The afternoon was a crash course in Danny’s work, life, and insights. Part of being a young photographer is making mistakes. The missteps, the success, and the doubts are all part of the process. The stories of more senior photographers reveals something about their work which only a fellow photographers can understand.
A philosophy teacher in London once told me, “Self pedagogy is unnecessarily difficult. Its better to work with someone.” This way we are not re-inventing the wheel with every project. As we all continue with our work, its helpful to experience a few choice words from a man like Danny. We are not the first ones to take a camera into the streets and certainly will not be the last. There is an exchange between overlapping generations of photographers. We share an oral tradition, which holds valuable lessons. The only requirement is that we “Show Up.”

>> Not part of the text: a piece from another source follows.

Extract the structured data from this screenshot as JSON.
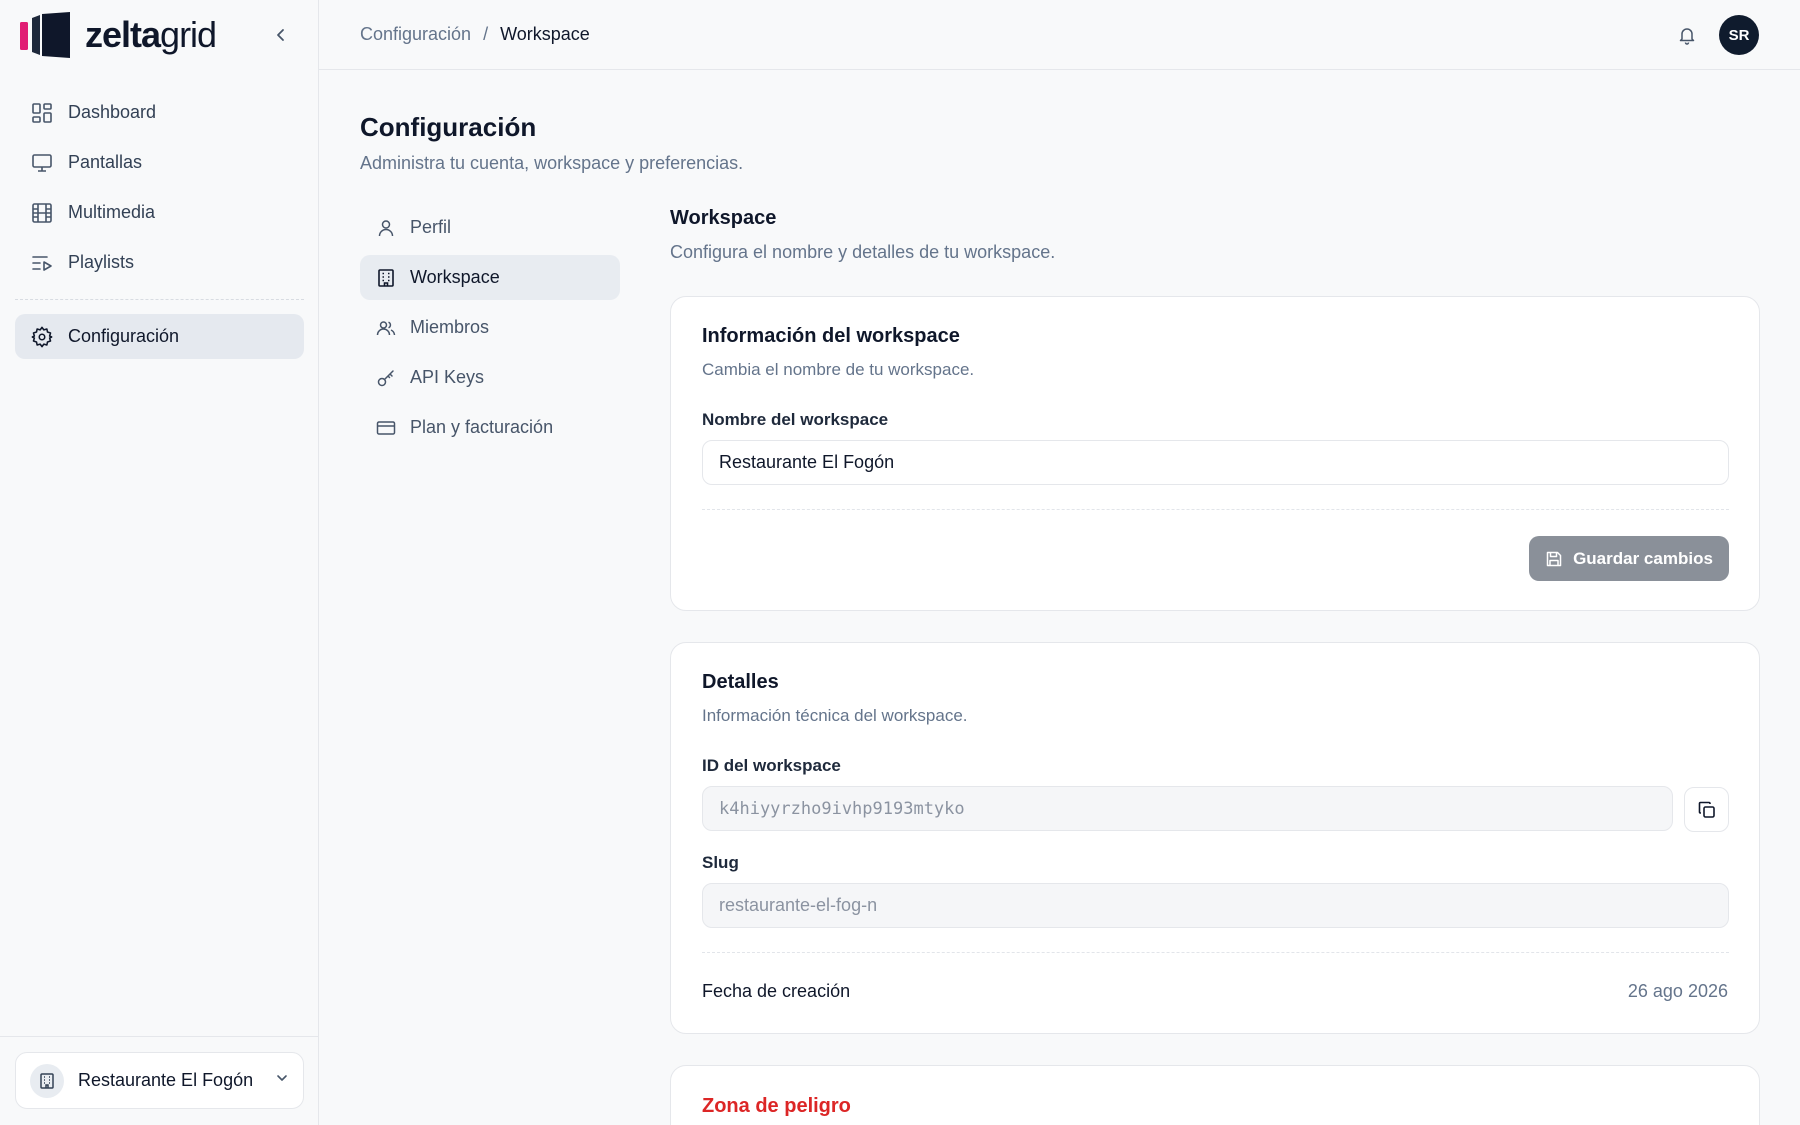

I would like to give a special thanks to Meg Parsont, from Phaidon, who patiently set up this interview. Danny would like to thank Sue Medlicott and Nerissa Dominguez for their attention to detail and making “Deep Sea Diver” a reality.
Upcoming Danny Lyon Events
Book Signing: Saturday November 5th, 2011 from 3pm-5pm at the Edwynn Houk Gallery. I encourage all of you to join me.
Radio Spot: Live on Marry-Charlotte Santa-Fe Radio Cafe KSFR 101.1 Monday November 7th, 2011
Time: 8:05AM-9:00AM (mountain standard time)
Streaming Live at: www.ksfr.org
Archived Podcasts: santaferadiocafe.org
Menil Collection, Houston Texas
March 30th-July 29th 2012
Danny’s Website: Bleak Beauty
Danny’s Blog: Bleak Beauty Blog